What you will do:
Give back word for word every line from the one that includes "Read all visible content and emit it as JSON." through the last line of the listing, and nothing besides.

Input records:
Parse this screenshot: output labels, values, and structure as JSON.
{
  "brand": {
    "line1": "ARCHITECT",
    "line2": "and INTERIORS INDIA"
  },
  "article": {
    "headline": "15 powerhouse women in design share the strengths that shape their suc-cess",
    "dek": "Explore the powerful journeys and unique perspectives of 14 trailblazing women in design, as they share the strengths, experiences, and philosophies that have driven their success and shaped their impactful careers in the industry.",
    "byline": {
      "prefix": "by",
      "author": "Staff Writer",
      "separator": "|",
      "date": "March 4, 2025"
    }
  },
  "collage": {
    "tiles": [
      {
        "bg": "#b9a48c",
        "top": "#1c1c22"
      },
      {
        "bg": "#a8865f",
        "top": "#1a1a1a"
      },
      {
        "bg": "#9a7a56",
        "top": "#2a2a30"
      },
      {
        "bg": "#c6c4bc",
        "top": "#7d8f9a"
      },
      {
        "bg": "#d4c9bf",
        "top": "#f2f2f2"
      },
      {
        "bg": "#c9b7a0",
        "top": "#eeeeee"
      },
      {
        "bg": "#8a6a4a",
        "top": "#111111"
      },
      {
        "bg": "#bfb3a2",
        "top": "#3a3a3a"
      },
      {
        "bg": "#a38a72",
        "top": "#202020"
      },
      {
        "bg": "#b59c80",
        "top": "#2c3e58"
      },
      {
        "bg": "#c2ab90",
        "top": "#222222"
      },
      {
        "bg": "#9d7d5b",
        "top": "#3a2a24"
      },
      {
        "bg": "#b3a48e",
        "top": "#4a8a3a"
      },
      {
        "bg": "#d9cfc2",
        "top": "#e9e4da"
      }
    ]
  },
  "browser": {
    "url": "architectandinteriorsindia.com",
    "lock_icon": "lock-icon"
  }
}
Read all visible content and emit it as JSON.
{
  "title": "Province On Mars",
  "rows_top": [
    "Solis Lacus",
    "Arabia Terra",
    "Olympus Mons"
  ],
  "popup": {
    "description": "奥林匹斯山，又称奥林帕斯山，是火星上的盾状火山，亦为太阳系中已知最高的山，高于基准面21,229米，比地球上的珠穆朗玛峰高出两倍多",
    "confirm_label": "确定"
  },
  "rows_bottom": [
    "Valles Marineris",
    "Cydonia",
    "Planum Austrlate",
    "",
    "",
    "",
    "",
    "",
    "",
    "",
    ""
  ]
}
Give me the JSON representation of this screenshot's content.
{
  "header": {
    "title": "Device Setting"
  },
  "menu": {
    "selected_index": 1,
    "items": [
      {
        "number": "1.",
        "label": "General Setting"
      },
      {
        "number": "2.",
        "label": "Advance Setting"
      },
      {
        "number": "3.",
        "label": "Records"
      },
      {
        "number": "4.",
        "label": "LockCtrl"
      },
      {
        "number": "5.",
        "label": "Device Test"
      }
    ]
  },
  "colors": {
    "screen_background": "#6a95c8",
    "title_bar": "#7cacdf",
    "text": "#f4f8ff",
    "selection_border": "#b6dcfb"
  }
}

Response:
Read all visible content and emit it as JSON.
{
  "title": "Province On Mars",
  "rows_top": [
    "Solis Lacus",
    "Arabia Terra",
    "Olympus Mons"
  ],
  "popup": {
    "description": "奥林匹斯山，又称奥林帕斯山，是火星上的盾状火山，亦为太阳系中已知最高的山，高于基准面21,229米，比地球上的珠穆朗玛峰高出两倍多",
    "confirm_label": "确定"
  },
  "rows_bottom": [
    "Valles Marineris",
    "Cydonia",
    "Planum Austrlate",
    "",
    "",
    "",
    "",
    "",
    "",
    "",
    ""
  ]
}
Give me the JSON representation of this screenshot's content.
{
  "header": {
    "title": "Device Setting"
  },
  "menu": {
    "selected_index": 1,
    "items": [
      {
        "number": "1.",
        "label": "General Setting"
      },
      {
        "number": "2.",
        "label": "Advance Setting"
      },
      {
        "number": "3.",
        "label": "Records"
      },
      {
        "number": "4.",
        "label": "LockCtrl"
      },
      {
        "number": "5.",
        "label": "Device Test"
      }
    ]
  },
  "colors": {
    "screen_background": "#6a95c8",
    "title_bar": "#7cacdf",
    "text": "#f4f8ff",
    "selection_border": "#b6dcfb"
  }
}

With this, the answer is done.